_DIRECTIONS FOR THIS TASK_.
Copy out each record that follows exactly, and omit any picture you find.

INFORMATION below:

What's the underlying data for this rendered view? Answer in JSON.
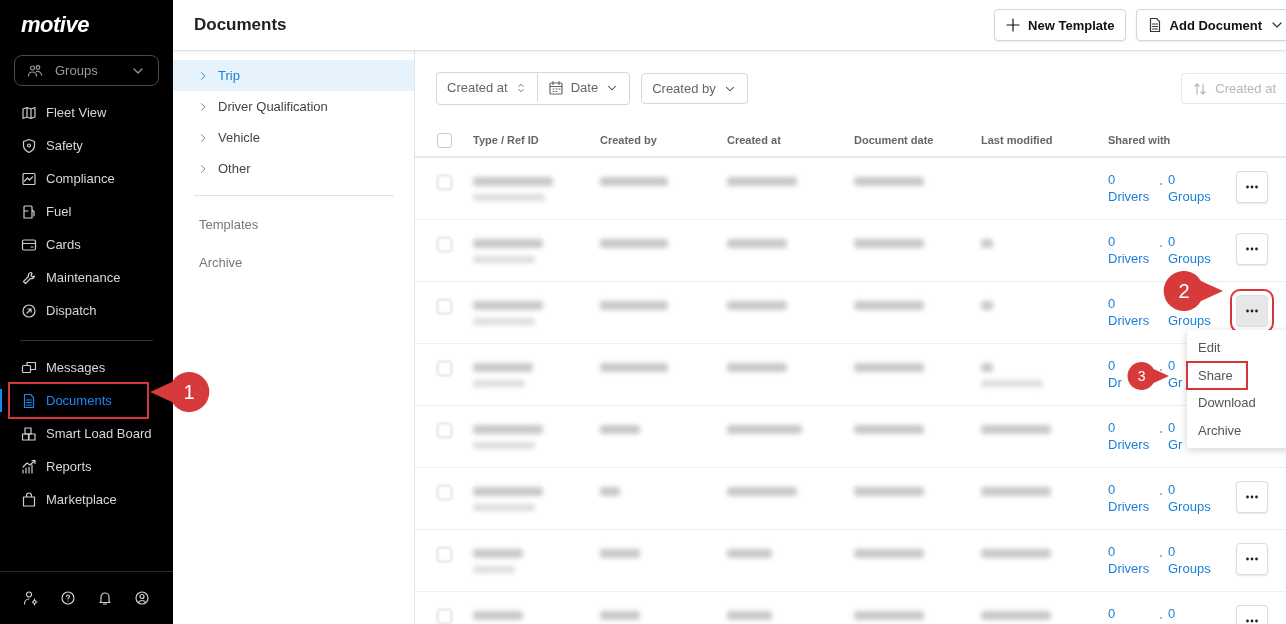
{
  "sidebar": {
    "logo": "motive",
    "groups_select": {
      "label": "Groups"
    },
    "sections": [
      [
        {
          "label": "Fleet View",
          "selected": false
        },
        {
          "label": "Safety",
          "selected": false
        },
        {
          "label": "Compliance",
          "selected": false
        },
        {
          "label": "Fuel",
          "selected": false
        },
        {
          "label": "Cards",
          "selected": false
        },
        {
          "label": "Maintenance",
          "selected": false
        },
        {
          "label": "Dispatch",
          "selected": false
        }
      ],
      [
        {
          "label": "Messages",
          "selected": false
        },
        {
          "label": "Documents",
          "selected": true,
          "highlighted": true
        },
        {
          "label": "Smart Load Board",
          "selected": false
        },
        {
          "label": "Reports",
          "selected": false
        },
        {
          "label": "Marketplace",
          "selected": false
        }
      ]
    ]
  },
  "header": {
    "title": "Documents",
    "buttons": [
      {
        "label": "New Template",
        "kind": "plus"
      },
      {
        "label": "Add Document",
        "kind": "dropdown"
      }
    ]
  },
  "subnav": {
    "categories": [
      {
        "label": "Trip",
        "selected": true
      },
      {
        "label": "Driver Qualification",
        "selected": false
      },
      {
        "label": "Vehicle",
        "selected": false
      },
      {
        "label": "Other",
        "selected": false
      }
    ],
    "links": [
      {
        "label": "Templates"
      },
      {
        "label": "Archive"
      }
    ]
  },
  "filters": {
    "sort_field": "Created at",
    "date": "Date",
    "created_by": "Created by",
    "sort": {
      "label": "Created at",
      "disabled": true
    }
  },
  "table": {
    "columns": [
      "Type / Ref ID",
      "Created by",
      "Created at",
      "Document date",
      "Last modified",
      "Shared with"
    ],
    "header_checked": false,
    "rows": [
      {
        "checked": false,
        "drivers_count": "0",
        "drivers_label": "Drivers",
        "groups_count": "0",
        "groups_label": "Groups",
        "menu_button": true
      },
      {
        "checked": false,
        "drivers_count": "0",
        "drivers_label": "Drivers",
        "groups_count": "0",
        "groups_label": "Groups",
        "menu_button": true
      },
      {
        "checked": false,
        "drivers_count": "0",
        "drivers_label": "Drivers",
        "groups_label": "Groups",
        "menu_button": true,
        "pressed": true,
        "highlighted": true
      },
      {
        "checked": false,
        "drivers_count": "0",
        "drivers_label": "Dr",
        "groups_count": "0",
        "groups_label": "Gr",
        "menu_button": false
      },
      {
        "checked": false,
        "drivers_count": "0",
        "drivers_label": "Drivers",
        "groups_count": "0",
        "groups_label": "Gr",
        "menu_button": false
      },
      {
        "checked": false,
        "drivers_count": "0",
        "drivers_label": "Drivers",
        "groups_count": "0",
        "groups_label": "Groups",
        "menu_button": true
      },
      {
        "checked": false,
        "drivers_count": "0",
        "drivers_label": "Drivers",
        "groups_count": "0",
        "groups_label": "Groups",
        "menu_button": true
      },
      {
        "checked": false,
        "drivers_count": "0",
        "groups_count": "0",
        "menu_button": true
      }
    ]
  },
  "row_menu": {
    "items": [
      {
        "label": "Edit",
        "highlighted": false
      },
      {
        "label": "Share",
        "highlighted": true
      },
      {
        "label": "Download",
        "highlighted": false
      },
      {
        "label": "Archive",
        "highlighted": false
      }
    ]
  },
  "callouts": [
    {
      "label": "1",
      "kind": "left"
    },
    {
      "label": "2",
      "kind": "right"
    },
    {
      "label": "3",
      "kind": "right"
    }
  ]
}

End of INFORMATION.

_SOLUTION FOR THIS PROBLEM_.
What's the underlying data for this rendered view? Answer in JSON.
{
  "sidebar": {
    "logo": "motive",
    "groups_select": {
      "label": "Groups"
    },
    "sections": [
      [
        {
          "label": "Fleet View",
          "selected": false
        },
        {
          "label": "Safety",
          "selected": false
        },
        {
          "label": "Compliance",
          "selected": false
        },
        {
          "label": "Fuel",
          "selected": false
        },
        {
          "label": "Cards",
          "selected": false
        },
        {
          "label": "Maintenance",
          "selected": false
        },
        {
          "label": "Dispatch",
          "selected": false
        }
      ],
      [
        {
          "label": "Messages",
          "selected": false
        },
        {
          "label": "Documents",
          "selected": true,
          "highlighted": true
        },
        {
          "label": "Smart Load Board",
          "selected": false
        },
        {
          "label": "Reports",
          "selected": false
        },
        {
          "label": "Marketplace",
          "selected": false
        }
      ]
    ]
  },
  "header": {
    "title": "Documents",
    "buttons": [
      {
        "label": "New Template",
        "kind": "plus"
      },
      {
        "label": "Add Document",
        "kind": "dropdown"
      }
    ]
  },
  "subnav": {
    "categories": [
      {
        "label": "Trip",
        "selected": true
      },
      {
        "label": "Driver Qualification",
        "selected": false
      },
      {
        "label": "Vehicle",
        "selected": false
      },
      {
        "label": "Other",
        "selected": false
      }
    ],
    "links": [
      {
        "label": "Templates"
      },
      {
        "label": "Archive"
      }
    ]
  },
  "filters": {
    "sort_field": "Created at",
    "date": "Date",
    "created_by": "Created by",
    "sort": {
      "label": "Created at",
      "disabled": true
    }
  },
  "table": {
    "columns": [
      "Type / Ref ID",
      "Created by",
      "Created at",
      "Document date",
      "Last modified",
      "Shared with"
    ],
    "header_checked": false,
    "rows": [
      {
        "checked": false,
        "drivers_count": "0",
        "drivers_label": "Drivers",
        "groups_count": "0",
        "groups_label": "Groups",
        "menu_button": true
      },
      {
        "checked": false,
        "drivers_count": "0",
        "drivers_label": "Drivers",
        "groups_count": "0",
        "groups_label": "Groups",
        "menu_button": true
      },
      {
        "checked": false,
        "drivers_count": "0",
        "drivers_label": "Drivers",
        "groups_label": "Groups",
        "menu_button": true,
        "pressed": true,
        "highlighted": true
      },
      {
        "checked": false,
        "drivers_count": "0",
        "drivers_label": "Dr",
        "groups_count": "0",
        "groups_label": "Gr",
        "menu_button": false
      },
      {
        "checked": false,
        "drivers_count": "0",
        "drivers_label": "Drivers",
        "groups_count": "0",
        "groups_label": "Gr",
        "menu_button": false
      },
      {
        "checked": false,
        "drivers_count": "0",
        "drivers_label": "Drivers",
        "groups_count": "0",
        "groups_label": "Groups",
        "menu_button": true
      },
      {
        "checked": false,
        "drivers_count": "0",
        "drivers_label": "Drivers",
        "groups_count": "0",
        "groups_label": "Groups",
        "menu_button": true
      },
      {
        "checked": false,
        "drivers_count": "0",
        "groups_count": "0",
        "menu_button": true
      }
    ]
  },
  "row_menu": {
    "items": [
      {
        "label": "Edit",
        "highlighted": false
      },
      {
        "label": "Share",
        "highlighted": true
      },
      {
        "label": "Download",
        "highlighted": false
      },
      {
        "label": "Archive",
        "highlighted": false
      }
    ]
  },
  "callouts": [
    {
      "label": "1",
      "kind": "left"
    },
    {
      "label": "2",
      "kind": "right"
    },
    {
      "label": "3",
      "kind": "right"
    }
  ]
}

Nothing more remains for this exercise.